The Atlantic Council has the usual donor mix of large defense corporations, technology companies, and foreign governments that a typical major think tank would have.
But over the years it has had an eclectic mix of food and beverage donors, including Starbucks (which gave $100,000 - $250,000 in 2018), Total Wine & More (which gave $100,000 to $250,000), Cafe Milano ($50,000 - $100,000), Chobani ($25,000 - $50,000), Coca-Cola, and Nestle.
An Atlantic Council spokesperson tells Think Tank Watch that the Cafe Milano donation is related to Franco Nuschese, who is a board director of the Atlantic Council and provides in-kind support with the use of his restaurant for leadership dinners and other private events.
The donation from Total Wine is related to the think tank's former International Advisory Board member David Trone, who stepped down from that position when he was elected to the US Congress.
The contribution from Chobani, according to an Atlantic Council spokesman, was in relation to the Global Citizen Awards when Atlantic Council honored Chobani CEO Hamdi Ulukaya for his commitment to philanthropy and helping refugees.
A number of other food-related entities contribute to think tanks. One example is the Grocery Manufacturers Association, which is a donor to the Brookings Institution. PepsiCo, another Brookings donor, also gives to other think tanks like the Aspen Institute and the Peterson Institute for International Economics (PIIE).
Pernod Ricard, a worldwide producer of wines and spirits, in a donor to the Wilson Center. McDonald's Corp. is a donor to the Aspen Institute. And Japan's Kikkoman Foods, a soy sauce producer, is a donor to PIIE.
Besides the Atlantic Council, Coca-Cola gives to other policy shops such as the Center for Strategic and International Studies (CSIS). Other donors to CSIS include Kikkoman and Kellogg's.
To be sure, donations to think tank land from the food and beverage industry are nothing new.
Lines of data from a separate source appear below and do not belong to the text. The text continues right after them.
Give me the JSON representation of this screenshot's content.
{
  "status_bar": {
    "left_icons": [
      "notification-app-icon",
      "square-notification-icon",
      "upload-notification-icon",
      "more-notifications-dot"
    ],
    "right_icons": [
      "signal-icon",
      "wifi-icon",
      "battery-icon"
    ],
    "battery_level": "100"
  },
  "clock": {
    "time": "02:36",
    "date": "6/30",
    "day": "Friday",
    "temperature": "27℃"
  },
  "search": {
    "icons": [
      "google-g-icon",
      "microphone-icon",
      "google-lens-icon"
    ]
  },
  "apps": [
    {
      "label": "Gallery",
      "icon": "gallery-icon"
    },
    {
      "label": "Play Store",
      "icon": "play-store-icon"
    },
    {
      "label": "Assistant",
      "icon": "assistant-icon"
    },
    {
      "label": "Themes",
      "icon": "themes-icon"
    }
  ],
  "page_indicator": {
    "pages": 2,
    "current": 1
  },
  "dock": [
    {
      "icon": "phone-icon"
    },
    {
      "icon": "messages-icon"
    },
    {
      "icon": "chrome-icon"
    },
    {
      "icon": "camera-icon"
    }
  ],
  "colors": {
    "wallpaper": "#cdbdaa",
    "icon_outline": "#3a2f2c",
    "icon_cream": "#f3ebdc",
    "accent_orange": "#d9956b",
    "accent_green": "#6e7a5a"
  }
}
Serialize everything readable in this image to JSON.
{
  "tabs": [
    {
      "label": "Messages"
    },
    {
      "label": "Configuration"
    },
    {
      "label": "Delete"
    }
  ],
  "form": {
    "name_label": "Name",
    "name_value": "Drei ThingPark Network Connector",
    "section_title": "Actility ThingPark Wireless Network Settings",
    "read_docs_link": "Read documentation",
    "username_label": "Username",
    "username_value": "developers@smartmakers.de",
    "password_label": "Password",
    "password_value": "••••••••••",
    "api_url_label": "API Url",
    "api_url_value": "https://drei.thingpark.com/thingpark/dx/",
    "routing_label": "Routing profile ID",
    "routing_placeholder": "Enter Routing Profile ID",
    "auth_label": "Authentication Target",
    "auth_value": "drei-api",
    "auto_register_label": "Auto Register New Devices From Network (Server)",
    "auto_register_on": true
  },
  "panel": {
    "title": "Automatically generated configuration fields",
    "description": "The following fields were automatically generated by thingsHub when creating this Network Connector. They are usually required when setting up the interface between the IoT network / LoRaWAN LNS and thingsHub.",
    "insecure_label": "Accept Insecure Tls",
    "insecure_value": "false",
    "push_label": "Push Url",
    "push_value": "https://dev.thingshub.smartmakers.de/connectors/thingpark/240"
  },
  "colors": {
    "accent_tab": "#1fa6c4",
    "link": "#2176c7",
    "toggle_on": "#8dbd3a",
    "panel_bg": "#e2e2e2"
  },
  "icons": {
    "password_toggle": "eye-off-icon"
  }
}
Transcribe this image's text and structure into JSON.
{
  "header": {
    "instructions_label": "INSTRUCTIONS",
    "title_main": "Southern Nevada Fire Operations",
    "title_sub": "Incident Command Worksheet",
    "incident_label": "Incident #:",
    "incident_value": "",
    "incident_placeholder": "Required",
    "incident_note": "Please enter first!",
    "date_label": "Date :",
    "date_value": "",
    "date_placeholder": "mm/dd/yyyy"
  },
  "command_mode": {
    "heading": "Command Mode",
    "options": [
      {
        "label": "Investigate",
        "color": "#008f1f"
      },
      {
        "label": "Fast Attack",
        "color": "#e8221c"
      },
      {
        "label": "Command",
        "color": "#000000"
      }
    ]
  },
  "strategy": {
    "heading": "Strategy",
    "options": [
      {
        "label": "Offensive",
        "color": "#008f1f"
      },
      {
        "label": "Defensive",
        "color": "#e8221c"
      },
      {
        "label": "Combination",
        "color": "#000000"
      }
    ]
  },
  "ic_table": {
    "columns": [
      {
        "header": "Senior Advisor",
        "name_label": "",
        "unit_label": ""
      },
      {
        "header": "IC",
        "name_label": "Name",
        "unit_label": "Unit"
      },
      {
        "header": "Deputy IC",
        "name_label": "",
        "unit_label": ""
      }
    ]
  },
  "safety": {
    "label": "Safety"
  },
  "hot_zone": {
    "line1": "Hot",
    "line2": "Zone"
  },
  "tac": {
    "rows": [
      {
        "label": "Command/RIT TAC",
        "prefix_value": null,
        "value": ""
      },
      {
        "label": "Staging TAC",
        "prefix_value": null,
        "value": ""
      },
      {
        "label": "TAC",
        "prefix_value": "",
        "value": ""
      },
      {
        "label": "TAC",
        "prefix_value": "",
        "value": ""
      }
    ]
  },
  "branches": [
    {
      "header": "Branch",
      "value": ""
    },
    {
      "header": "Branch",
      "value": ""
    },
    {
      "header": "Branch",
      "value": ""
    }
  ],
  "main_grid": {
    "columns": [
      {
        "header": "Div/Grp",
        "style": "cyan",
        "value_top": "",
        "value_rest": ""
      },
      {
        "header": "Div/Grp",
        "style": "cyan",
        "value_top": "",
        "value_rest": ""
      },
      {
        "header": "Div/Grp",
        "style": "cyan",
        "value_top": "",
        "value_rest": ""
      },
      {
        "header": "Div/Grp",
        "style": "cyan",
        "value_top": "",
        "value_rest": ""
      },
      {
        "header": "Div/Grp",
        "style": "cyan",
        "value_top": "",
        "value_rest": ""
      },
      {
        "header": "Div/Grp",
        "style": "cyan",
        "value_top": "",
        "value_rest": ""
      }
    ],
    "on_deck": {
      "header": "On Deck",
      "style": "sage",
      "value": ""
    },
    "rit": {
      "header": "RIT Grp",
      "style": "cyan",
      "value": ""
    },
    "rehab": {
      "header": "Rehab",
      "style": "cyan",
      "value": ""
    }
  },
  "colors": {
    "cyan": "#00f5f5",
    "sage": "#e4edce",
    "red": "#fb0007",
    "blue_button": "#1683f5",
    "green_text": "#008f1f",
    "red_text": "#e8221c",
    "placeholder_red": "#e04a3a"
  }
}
Joseph Coors of the Coors Brewing Company was a founding member and primary funder of the Heritage Foundation in its early years.
And at least up until the COVID pandemic, food (notably the humble think tank cookie) was the fuel that kept think tankers motivated and helped attract think tank event attendees to the thousands of talks that took place every year.